He should know. His cousin died of a heart attack at the age of 32.
That also illustrates that the AHA study may have excluded younger people who died of heart disease.
Mississippi, according to America’s Health Ratings, continues to be plagued by decreasing levels of physical activity, high rates of smoking, and obesity rates higher than the rest of the country. All of these factors contribute to heart disease.
While Cheema says cardiology is one of the most evidenced-based practices, he says there’s still much to learn about protecting the hearts of Americans.
“There’s still a lot we don’t know yet,” he said. “This is all still new.”
While medical technology may extend the lives of people with heart disease, the ultimate goal is to help people lower their risk factors. This includes controlling diabetes, eating healthier, exercising regularly, and taking medications as prescribed.
The message, Cheema said, can be raised through public health campaigns and education on how people can lower their chances of a premature death.

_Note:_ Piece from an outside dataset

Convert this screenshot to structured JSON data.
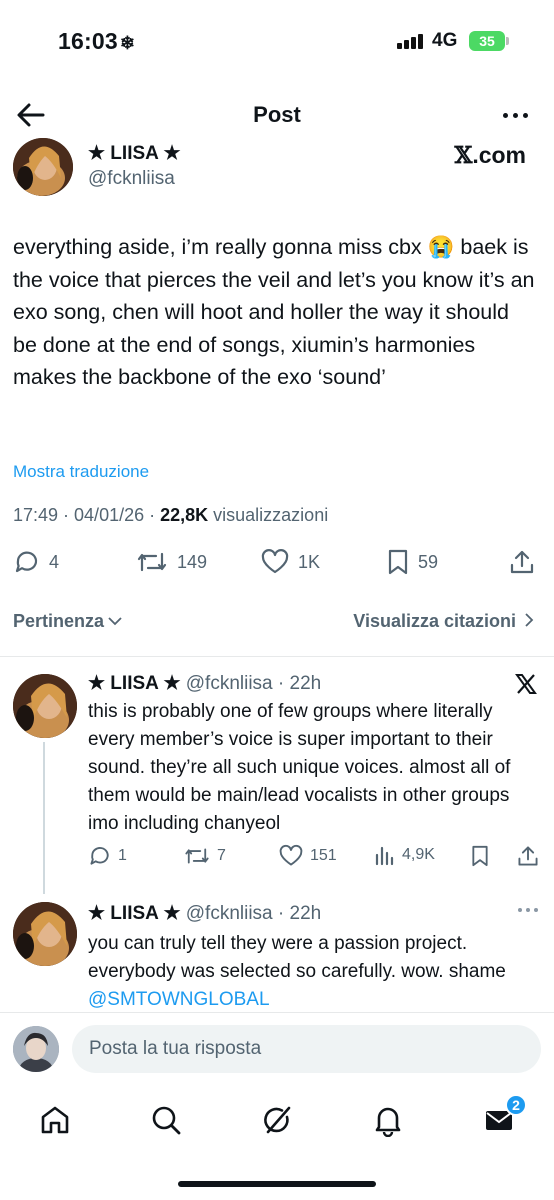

“Prevention is key,” he said. “We have to invest in this. We need more awareness.”